§ **WHAT YOU SHOULD DO**: Each entry below is to be extracted exactly.
** Opening INFORMATION GIVEN block **
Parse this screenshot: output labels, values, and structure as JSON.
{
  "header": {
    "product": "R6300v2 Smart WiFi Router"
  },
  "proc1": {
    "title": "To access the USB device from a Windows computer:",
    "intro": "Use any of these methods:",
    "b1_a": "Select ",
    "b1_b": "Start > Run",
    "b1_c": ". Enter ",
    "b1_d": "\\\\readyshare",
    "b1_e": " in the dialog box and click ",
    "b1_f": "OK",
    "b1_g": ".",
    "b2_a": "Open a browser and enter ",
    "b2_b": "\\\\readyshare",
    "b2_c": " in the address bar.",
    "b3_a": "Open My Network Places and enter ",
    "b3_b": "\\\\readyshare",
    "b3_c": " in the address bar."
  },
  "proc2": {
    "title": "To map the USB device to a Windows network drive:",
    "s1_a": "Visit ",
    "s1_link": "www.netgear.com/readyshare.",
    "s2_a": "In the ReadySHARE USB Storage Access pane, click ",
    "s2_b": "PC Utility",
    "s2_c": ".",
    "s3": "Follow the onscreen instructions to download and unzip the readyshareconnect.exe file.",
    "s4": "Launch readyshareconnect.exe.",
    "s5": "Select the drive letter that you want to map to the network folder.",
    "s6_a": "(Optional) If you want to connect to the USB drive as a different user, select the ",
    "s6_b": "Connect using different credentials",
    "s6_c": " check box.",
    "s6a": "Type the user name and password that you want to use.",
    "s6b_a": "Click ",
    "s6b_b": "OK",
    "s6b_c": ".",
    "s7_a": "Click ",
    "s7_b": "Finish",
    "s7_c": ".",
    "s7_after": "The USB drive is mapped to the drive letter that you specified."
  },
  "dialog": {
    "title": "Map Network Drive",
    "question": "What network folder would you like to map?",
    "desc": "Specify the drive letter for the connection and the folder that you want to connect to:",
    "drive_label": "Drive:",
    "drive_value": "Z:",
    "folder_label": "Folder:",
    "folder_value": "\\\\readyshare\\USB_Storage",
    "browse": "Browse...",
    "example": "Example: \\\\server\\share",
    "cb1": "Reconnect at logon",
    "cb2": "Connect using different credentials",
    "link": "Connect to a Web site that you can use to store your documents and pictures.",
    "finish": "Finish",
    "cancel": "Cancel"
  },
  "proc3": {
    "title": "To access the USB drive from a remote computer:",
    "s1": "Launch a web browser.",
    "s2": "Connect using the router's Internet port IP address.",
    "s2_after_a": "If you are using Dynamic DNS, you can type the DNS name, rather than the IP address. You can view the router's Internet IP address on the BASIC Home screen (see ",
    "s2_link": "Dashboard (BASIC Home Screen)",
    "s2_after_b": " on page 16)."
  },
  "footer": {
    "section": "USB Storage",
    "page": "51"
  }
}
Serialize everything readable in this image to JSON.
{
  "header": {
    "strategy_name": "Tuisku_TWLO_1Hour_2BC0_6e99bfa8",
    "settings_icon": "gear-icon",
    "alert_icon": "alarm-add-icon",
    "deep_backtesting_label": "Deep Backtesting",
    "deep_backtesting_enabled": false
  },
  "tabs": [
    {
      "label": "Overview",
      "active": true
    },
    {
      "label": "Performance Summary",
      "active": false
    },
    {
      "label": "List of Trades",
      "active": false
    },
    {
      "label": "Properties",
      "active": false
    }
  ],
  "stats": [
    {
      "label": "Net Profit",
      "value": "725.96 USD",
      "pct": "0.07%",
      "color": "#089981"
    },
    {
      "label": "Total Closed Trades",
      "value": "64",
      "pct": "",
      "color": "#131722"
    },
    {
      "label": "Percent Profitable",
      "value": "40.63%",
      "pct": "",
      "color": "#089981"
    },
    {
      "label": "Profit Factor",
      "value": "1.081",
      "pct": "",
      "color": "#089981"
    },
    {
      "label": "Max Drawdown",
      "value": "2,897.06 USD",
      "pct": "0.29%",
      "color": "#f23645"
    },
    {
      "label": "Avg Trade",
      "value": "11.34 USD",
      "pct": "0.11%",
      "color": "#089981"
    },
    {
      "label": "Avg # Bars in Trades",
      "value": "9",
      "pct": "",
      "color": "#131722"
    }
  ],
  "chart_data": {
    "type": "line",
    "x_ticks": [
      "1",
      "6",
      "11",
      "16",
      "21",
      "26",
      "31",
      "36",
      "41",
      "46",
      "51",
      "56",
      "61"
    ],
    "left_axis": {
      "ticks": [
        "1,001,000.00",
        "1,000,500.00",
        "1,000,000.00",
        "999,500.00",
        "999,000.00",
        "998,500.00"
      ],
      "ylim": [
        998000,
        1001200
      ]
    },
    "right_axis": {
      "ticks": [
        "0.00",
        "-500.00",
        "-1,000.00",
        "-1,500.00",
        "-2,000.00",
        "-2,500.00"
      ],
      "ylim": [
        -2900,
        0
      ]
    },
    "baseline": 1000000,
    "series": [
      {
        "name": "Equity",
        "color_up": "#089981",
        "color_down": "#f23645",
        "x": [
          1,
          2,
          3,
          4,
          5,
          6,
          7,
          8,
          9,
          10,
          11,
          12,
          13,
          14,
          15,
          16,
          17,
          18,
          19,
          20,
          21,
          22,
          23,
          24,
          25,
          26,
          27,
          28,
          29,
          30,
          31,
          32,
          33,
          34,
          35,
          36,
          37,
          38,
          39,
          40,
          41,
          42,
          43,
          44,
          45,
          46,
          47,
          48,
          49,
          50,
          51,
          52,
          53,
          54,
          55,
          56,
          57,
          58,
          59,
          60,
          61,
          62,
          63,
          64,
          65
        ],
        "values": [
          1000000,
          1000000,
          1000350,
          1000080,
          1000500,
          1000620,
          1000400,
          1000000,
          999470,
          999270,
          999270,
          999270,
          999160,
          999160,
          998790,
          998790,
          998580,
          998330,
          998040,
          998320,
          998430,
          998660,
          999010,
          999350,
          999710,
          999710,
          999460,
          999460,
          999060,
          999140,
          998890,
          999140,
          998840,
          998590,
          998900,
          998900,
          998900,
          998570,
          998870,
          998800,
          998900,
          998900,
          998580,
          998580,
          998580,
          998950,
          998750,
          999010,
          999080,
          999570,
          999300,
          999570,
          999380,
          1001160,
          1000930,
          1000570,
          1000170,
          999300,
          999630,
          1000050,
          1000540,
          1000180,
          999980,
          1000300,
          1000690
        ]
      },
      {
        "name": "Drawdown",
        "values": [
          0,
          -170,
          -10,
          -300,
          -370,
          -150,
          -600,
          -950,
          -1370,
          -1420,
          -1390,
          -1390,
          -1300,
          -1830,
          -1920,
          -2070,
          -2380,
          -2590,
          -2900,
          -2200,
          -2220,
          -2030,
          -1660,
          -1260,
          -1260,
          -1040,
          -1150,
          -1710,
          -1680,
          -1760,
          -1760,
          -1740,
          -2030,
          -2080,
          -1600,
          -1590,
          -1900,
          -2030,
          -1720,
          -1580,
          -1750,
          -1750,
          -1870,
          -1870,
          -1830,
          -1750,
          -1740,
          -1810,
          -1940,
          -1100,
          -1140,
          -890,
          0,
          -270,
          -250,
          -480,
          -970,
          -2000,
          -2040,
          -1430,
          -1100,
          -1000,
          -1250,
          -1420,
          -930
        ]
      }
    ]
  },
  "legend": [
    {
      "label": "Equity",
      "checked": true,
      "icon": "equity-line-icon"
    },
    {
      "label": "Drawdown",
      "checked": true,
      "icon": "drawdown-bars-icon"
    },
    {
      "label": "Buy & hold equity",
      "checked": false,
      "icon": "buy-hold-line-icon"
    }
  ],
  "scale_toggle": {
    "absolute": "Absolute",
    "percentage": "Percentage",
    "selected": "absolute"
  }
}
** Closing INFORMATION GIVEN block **
§ **FINAL ANSWER**:
Parse this screenshot: output labels, values, and structure as JSON.
{
  "header": {
    "product": "R6300v2 Smart WiFi Router"
  },
  "proc1": {
    "title": "To access the USB device from a Windows computer:",
    "intro": "Use any of these methods:",
    "b1_a": "Select ",
    "b1_b": "Start > Run",
    "b1_c": ". Enter ",
    "b1_d": "\\\\readyshare",
    "b1_e": " in the dialog box and click ",
    "b1_f": "OK",
    "b1_g": ".",
    "b2_a": "Open a browser and enter ",
    "b2_b": "\\\\readyshare",
    "b2_c": " in the address bar.",
    "b3_a": "Open My Network Places and enter ",
    "b3_b": "\\\\readyshare",
    "b3_c": " in the address bar."
  },
  "proc2": {
    "title": "To map the USB device to a Windows network drive:",
    "s1_a": "Visit ",
    "s1_link": "www.netgear.com/readyshare.",
    "s2_a": "In the ReadySHARE USB Storage Access pane, click ",
    "s2_b": "PC Utility",
    "s2_c": ".",
    "s3": "Follow the onscreen instructions to download and unzip the readyshareconnect.exe file.",
    "s4": "Launch readyshareconnect.exe.",
    "s5": "Select the drive letter that you want to map to the network folder.",
    "s6_a": "(Optional) If you want to connect to the USB drive as a different user, select the ",
    "s6_b": "Connect using different credentials",
    "s6_c": " check box.",
    "s6a": "Type the user name and password that you want to use.",
    "s6b_a": "Click ",
    "s6b_b": "OK",
    "s6b_c": ".",
    "s7_a": "Click ",
    "s7_b": "Finish",
    "s7_c": ".",
    "s7_after": "The USB drive is mapped to the drive letter that you specified."
  },
  "dialog": {
    "title": "Map Network Drive",
    "question": "What network folder would you like to map?",
    "desc": "Specify the drive letter for the connection and the folder that you want to connect to:",
    "drive_label": "Drive:",
    "drive_value": "Z:",
    "folder_label": "Folder:",
    "folder_value": "\\\\readyshare\\USB_Storage",
    "browse": "Browse...",
    "example": "Example: \\\\server\\share",
    "cb1": "Reconnect at logon",
    "cb2": "Connect using different credentials",
    "link": "Connect to a Web site that you can use to store your documents and pictures.",
    "finish": "Finish",
    "cancel": "Cancel"
  },
  "proc3": {
    "title": "To access the USB drive from a remote computer:",
    "s1": "Launch a web browser.",
    "s2": "Connect using the router's Internet port IP address.",
    "s2_after_a": "If you are using Dynamic DNS, you can type the DNS name, rather than the IP address. You can view the router's Internet IP address on the BASIC Home screen (see ",
    "s2_link": "Dashboard (BASIC Home Screen)",
    "s2_after_b": " on page 16)."
  },
  "footer": {
    "section": "USB Storage",
    "page": "51"
  }
}
Serialize everything readable in this image to JSON.
{
  "header": {
    "strategy_name": "Tuisku_TWLO_1Hour_2BC0_6e99bfa8",
    "settings_icon": "gear-icon",
    "alert_icon": "alarm-add-icon",
    "deep_backtesting_label": "Deep Backtesting",
    "deep_backtesting_enabled": false
  },
  "tabs": [
    {
      "label": "Overview",
      "active": true
    },
    {
      "label": "Performance Summary",
      "active": false
    },
    {
      "label": "List of Trades",
      "active": false
    },
    {
      "label": "Properties",
      "active": false
    }
  ],
  "stats": [
    {
      "label": "Net Profit",
      "value": "725.96 USD",
      "pct": "0.07%",
      "color": "#089981"
    },
    {
      "label": "Total Closed Trades",
      "value": "64",
      "pct": "",
      "color": "#131722"
    },
    {
      "label": "Percent Profitable",
      "value": "40.63%",
      "pct": "",
      "color": "#089981"
    },
    {
      "label": "Profit Factor",
      "value": "1.081",
      "pct": "",
      "color": "#089981"
    },
    {
      "label": "Max Drawdown",
      "value": "2,897.06 USD",
      "pct": "0.29%",
      "color": "#f23645"
    },
    {
      "label": "Avg Trade",
      "value": "11.34 USD",
      "pct": "0.11%",
      "color": "#089981"
    },
    {
      "label": "Avg # Bars in Trades",
      "value": "9",
      "pct": "",
      "color": "#131722"
    }
  ],
  "chart_data": {
    "type": "line",
    "x_ticks": [
      "1",
      "6",
      "11",
      "16",
      "21",
      "26",
      "31",
      "36",
      "41",
      "46",
      "51",
      "56",
      "61"
    ],
    "left_axis": {
      "ticks": [
        "1,001,000.00",
        "1,000,500.00",
        "1,000,000.00",
        "999,500.00",
        "999,000.00",
        "998,500.00"
      ],
      "ylim": [
        998000,
        1001200
      ]
    },
    "right_axis": {
      "ticks": [
        "0.00",
        "-500.00",
        "-1,000.00",
        "-1,500.00",
        "-2,000.00",
        "-2,500.00"
      ],
      "ylim": [
        -2900,
        0
      ]
    },
    "baseline": 1000000,
    "series": [
      {
        "name": "Equity",
        "color_up": "#089981",
        "color_down": "#f23645",
        "x": [
          1,
          2,
          3,
          4,
          5,
          6,
          7,
          8,
          9,
          10,
          11,
          12,
          13,
          14,
          15,
          16,
          17,
          18,
          19,
          20,
          21,
          22,
          23,
          24,
          25,
          26,
          27,
          28,
          29,
          30,
          31,
          32,
          33,
          34,
          35,
          36,
          37,
          38,
          39,
          40,
          41,
          42,
          43,
          44,
          45,
          46,
          47,
          48,
          49,
          50,
          51,
          52,
          53,
          54,
          55,
          56,
          57,
          58,
          59,
          60,
          61,
          62,
          63,
          64,
          65
        ],
        "values": [
          1000000,
          1000000,
          1000350,
          1000080,
          1000500,
          1000620,
          1000400,
          1000000,
          999470,
          999270,
          999270,
          999270,
          999160,
          999160,
          998790,
          998790,
          998580,
          998330,
          998040,
          998320,
          998430,
          998660,
          999010,
          999350,
          999710,
          999710,
          999460,
          999460,
          999060,
          999140,
          998890,
          999140,
          998840,
          998590,
          998900,
          998900,
          998900,
          998570,
          998870,
          998800,
          998900,
          998900,
          998580,
          998580,
          998580,
          998950,
          998750,
          999010,
          999080,
          999570,
          999300,
          999570,
          999380,
          1001160,
          1000930,
          1000570,
          1000170,
          999300,
          999630,
          1000050,
          1000540,
          1000180,
          999980,
          1000300,
          1000690
        ]
      },
      {
        "name": "Drawdown",
        "values": [
          0,
          -170,
          -10,
          -300,
          -370,
          -150,
          -600,
          -950,
          -1370,
          -1420,
          -1390,
          -1390,
          -1300,
          -1830,
          -1920,
          -2070,
          -2380,
          -2590,
          -2900,
          -2200,
          -2220,
          -2030,
          -1660,
          -1260,
          -1260,
          -1040,
          -1150,
          -1710,
          -1680,
          -1760,
          -1760,
          -1740,
          -2030,
          -2080,
          -1600,
          -1590,
          -1900,
          -2030,
          -1720,
          -1580,
          -1750,
          -1750,
          -1870,
          -1870,
          -1830,
          -1750,
          -1740,
          -1810,
          -1940,
          -1100,
          -1140,
          -890,
          0,
          -270,
          -250,
          -480,
          -970,
          -2000,
          -2040,
          -1430,
          -1100,
          -1000,
          -1250,
          -1420,
          -930
        ]
      }
    ]
  },
  "legend": [
    {
      "label": "Equity",
      "checked": true,
      "icon": "equity-line-icon"
    },
    {
      "label": "Drawdown",
      "checked": true,
      "icon": "drawdown-bars-icon"
    },
    {
      "label": "Buy & hold equity",
      "checked": false,
      "icon": "buy-hold-line-icon"
    }
  ],
  "scale_toggle": {
    "absolute": "Absolute",
    "percentage": "Percentage",
    "selected": "absolute"
  }
}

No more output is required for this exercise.